There are a couple of different reasons people might wonder will Fioricet help with opiate withdrawal. The first is because this drug as mentioned can help treat headaches, which is commonly a side effect of opiate withdrawal.
Another reason people might wonder whether or not Fioricet will help with opiate withdrawal is because the butalbital is a barbiturate, which can help relieve muscle tension and calm anxiety. Muscle aches, tension, and anxiety, are all symptoms of withdrawal from opioids.
Despite the reasons people might think Fioricet would be helpful for the treatment of opiate withdrawal, it’s probably not something a doctor would recommend. First, Fioricet itself has the potential to become habit forming. The butalbital in this drug can create a type of high when people use it, and it is also addictive. It may be that someone turns to Fioricet for opiate withdrawal and then ultimately finds themselves trading out one addiction for another.

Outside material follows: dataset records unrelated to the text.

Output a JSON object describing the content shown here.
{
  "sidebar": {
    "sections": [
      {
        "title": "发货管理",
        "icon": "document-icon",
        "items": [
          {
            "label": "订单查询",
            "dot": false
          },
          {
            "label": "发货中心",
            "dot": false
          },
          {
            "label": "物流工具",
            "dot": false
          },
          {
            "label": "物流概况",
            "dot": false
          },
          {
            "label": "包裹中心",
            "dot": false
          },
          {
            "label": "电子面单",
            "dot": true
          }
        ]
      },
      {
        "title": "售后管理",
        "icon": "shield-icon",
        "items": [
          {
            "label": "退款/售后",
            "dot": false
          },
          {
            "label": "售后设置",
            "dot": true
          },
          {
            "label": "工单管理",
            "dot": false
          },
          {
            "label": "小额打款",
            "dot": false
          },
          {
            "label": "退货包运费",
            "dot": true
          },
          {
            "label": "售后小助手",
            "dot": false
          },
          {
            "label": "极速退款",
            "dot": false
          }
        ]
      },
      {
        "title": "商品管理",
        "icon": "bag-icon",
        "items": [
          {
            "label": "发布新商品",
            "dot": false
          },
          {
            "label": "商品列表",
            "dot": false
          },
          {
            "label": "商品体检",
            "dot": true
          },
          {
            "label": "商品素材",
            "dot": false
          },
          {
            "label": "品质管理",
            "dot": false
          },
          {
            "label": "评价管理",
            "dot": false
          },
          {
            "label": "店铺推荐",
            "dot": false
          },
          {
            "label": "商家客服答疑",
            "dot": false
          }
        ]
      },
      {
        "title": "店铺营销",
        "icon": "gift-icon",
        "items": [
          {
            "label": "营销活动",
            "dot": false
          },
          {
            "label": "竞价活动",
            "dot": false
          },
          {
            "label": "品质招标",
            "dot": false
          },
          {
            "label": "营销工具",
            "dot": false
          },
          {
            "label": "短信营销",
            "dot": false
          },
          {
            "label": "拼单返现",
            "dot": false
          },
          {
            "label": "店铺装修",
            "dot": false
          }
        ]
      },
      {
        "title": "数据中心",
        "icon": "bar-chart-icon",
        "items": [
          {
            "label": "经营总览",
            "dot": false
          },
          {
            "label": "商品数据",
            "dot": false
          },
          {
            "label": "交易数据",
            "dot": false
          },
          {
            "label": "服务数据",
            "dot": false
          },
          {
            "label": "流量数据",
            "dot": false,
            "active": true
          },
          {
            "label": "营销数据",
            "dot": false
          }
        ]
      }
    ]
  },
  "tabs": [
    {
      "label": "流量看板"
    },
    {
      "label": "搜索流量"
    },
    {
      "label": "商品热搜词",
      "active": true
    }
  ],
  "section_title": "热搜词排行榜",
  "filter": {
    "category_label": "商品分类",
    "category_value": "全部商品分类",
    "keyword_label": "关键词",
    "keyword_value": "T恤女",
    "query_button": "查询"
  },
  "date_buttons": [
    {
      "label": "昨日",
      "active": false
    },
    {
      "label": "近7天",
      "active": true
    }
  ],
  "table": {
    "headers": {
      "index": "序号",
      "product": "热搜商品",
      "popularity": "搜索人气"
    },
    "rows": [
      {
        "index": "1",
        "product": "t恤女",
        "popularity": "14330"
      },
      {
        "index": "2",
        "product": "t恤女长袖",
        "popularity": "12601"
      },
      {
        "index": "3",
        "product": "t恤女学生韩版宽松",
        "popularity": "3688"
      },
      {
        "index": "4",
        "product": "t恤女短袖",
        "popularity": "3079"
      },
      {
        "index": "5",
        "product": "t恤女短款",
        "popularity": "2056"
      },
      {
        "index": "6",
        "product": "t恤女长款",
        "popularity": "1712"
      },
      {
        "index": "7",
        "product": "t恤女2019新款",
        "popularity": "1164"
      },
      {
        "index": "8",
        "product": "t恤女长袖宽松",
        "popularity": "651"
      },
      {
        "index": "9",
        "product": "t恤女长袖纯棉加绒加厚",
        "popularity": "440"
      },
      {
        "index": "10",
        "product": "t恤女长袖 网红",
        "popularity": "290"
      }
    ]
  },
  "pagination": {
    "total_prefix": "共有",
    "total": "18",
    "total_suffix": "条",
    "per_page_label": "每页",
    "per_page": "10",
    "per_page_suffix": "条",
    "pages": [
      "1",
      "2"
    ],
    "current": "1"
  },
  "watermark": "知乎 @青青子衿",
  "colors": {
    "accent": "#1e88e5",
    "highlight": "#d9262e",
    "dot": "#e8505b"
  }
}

Also, it’s unlikely that Fioricet would really do much to help with the symptoms of opiate withdrawal. There are other drugs that would do a better job.
Fioricet may be part of someone trying to treat themselves at home for opioid addiction, and it’s not a wise move.
The best thing to do if you’re wondering will Foriciet help with opiate withdrawal or what you can do to make withdrawal more bearable is to speak with your physician and find a medically supervised program that can give you the interventions you need without putting your life at risk.
Medical Disclaimer: The Recovery Village aims to improve the quality of life for people struggling with a substance use or mental health disorder with fact-based content about the nature of behavioral health conditions, treatment options and their related outcomes. We publish material that is researched, cited, edited and reviewed by licensed medical professionals. The information we provide is not intended to be a substitute for professional medical advice, diagnosis or treatment. It should not be used in place of the advice of your physician or other qualified healthcare provider.